There is a general worry that if and when the Fed dials back on its extreme asset buying programs, the economy will lose a source of stimulus and might stagnate or decline. On the other hand, there is not one iota of credible, empirical evidence that what the Fed has been doing is, in fact, stimulative. Suppose instead that the Fed activities have crowded out private investment or credit market activity, have been contractionary all along, and have delayed recovery. In this case, losing this Fed policy would be a good thing.

Well, maybe not. Medicine can have a placebo effect.  So removing that medicine could create worries that problems will follow and generate defensive behavior. What we might hope for is that the talking heads would be a little more careful with regard to characterizing what the Fed has been doing and what the effects might be of getting rid of the current policy. This new pill will be difficult to swallow for those who belong to the cult of low interest rates.


A view of the second amendment: Militias

As ratified by the states, the second amendment is as follows: “A well regulated militia being necessary to the security of a free state, the right of the people to keep and bear arms shall not be infringed.”

So where is the “well regulated militia?” Clearly, militias are not encouraged in the present environment. You could say that militias are crowded out by police. But police forces are few relative to the population. If order were to break down, say, due to an EMP attack, the police and national guard could be stripped of transportation and communications. Protection would have to come from a much more numerous and more widely spread out force, a militia. This is a point that is missing from the prepper shows on TV. It is impossible to go it alone in such a circumstance.

What could the framers have had in mind? Their society was one with a frontier. There were dangers on the frontier that could not reasonably be addressed by a police force. But a militia would be just the answer.

The bottom line is that it follows that if there might be an occasion in which a militia is useful, then the population must be armed to some extent. While the Supreme Court has determined that the right of people to bear arms is justified by the use of arms in self protection alone, the language regarding a militia could still be relevant.
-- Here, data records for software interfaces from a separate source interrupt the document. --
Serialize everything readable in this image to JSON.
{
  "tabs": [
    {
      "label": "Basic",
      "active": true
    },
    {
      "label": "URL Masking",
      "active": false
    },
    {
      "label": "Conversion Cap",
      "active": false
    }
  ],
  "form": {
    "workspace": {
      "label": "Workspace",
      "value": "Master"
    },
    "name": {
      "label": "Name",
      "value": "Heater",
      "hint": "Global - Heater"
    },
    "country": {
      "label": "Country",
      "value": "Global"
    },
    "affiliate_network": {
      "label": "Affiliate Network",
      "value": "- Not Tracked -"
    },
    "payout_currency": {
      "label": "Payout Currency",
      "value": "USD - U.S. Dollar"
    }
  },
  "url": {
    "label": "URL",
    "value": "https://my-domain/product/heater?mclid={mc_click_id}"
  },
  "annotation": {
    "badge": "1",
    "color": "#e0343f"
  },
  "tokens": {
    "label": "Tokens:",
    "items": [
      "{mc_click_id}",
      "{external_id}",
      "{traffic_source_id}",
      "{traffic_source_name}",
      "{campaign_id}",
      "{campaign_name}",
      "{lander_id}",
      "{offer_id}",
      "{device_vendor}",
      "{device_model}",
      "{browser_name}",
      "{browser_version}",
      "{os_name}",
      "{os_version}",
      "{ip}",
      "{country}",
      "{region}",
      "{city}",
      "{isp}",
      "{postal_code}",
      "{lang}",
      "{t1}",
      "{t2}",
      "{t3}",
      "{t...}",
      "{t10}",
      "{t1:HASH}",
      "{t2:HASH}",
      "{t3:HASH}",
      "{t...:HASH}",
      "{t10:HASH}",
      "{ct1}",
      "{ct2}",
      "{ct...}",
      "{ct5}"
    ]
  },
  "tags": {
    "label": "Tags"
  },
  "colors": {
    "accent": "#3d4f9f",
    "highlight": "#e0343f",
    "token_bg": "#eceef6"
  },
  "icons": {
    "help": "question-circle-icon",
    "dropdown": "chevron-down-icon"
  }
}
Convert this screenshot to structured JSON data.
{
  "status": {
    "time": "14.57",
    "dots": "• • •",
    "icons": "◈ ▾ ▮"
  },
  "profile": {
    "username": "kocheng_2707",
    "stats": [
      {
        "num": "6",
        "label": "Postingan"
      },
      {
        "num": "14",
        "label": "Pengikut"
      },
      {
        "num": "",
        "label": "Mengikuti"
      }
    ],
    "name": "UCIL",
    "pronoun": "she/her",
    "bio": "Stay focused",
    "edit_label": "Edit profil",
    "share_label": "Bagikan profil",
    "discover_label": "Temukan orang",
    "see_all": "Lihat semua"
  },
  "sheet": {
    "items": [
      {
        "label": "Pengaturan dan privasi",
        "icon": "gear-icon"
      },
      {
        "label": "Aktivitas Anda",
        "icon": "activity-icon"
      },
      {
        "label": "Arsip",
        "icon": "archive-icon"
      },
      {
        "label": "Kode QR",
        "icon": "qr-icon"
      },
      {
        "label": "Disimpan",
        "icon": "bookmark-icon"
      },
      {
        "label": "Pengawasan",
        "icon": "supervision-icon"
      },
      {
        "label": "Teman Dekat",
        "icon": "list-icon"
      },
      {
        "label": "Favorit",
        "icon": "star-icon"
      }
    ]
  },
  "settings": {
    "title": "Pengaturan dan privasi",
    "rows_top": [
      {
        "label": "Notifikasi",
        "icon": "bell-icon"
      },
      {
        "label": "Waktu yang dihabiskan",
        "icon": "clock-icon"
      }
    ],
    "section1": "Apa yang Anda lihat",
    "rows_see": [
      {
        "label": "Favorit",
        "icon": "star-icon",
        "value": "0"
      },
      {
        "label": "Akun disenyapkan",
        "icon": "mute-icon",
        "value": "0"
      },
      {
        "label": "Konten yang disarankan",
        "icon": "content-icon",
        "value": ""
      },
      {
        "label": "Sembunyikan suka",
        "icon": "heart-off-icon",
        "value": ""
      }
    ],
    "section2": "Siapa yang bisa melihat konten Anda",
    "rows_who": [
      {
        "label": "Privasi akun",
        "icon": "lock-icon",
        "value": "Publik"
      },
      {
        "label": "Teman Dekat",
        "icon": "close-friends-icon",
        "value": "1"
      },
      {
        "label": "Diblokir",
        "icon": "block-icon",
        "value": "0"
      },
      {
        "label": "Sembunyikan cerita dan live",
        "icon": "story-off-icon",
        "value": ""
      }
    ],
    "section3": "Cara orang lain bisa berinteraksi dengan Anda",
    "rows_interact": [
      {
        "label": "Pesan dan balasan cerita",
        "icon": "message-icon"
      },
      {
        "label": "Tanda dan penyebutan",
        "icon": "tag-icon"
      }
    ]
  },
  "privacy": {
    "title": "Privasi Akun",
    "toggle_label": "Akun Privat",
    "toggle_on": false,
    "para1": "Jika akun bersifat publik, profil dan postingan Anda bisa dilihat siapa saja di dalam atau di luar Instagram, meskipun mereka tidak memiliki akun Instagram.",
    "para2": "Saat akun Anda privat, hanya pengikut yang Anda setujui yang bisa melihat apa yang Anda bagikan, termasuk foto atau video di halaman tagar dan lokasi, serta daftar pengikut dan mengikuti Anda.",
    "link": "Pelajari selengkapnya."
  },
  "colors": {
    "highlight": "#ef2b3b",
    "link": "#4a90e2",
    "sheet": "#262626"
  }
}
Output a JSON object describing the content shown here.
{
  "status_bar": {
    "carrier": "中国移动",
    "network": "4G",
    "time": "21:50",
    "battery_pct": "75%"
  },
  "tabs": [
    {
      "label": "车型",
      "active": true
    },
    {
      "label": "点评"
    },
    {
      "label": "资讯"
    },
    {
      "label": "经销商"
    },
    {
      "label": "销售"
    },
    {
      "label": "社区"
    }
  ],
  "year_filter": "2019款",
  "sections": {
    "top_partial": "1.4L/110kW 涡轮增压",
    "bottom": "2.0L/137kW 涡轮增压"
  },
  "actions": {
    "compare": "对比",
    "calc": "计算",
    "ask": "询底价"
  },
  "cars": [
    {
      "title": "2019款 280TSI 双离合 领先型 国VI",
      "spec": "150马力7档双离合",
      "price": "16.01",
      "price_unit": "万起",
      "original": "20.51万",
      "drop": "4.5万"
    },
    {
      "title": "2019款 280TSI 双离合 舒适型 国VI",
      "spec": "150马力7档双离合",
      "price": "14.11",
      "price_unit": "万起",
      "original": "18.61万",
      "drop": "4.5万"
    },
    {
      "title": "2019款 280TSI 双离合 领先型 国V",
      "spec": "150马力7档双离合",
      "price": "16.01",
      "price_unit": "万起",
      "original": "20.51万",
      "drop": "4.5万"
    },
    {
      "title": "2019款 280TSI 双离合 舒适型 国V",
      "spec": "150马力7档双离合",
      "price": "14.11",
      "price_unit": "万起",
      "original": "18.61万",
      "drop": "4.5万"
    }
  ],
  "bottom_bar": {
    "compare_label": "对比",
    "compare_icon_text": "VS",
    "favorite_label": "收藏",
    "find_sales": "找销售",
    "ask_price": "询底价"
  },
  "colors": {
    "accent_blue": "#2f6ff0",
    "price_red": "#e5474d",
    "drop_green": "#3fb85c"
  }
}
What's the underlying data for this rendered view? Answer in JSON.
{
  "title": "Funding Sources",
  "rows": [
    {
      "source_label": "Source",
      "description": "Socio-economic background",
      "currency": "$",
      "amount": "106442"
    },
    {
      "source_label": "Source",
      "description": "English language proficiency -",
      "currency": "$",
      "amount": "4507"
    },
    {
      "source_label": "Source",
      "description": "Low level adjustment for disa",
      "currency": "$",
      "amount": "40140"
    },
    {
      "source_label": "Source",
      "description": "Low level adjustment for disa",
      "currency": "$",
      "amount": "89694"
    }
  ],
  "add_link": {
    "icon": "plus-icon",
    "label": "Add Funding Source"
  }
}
It seems reasonable that when the police are not readily available to protect individuals or groups, then individuals or groups may protect themselves with arms.

Do people buy guns because they imagine joining a militia at some point? Probably not very many. Primarily, people buy guns to shoot them at ranges, for personal defense, for hunting, and/or for collections/investment. Of course, many gun owners have them for more than one of these purposes or have some guns for one purpose and some for another. But again, very few actually contemplate joining a militia and using guns in the context of militia activities. On the other hand, it would be impossible to form future militias without rather extensive private gun ownership. The reason is that militias will probably only exist if the public sector is substantially disabled so that police forces cease to function. Private gun ownership is necessary under these conditions because the public sector could not be counted on to distribute guns and ammunition from governmental caches.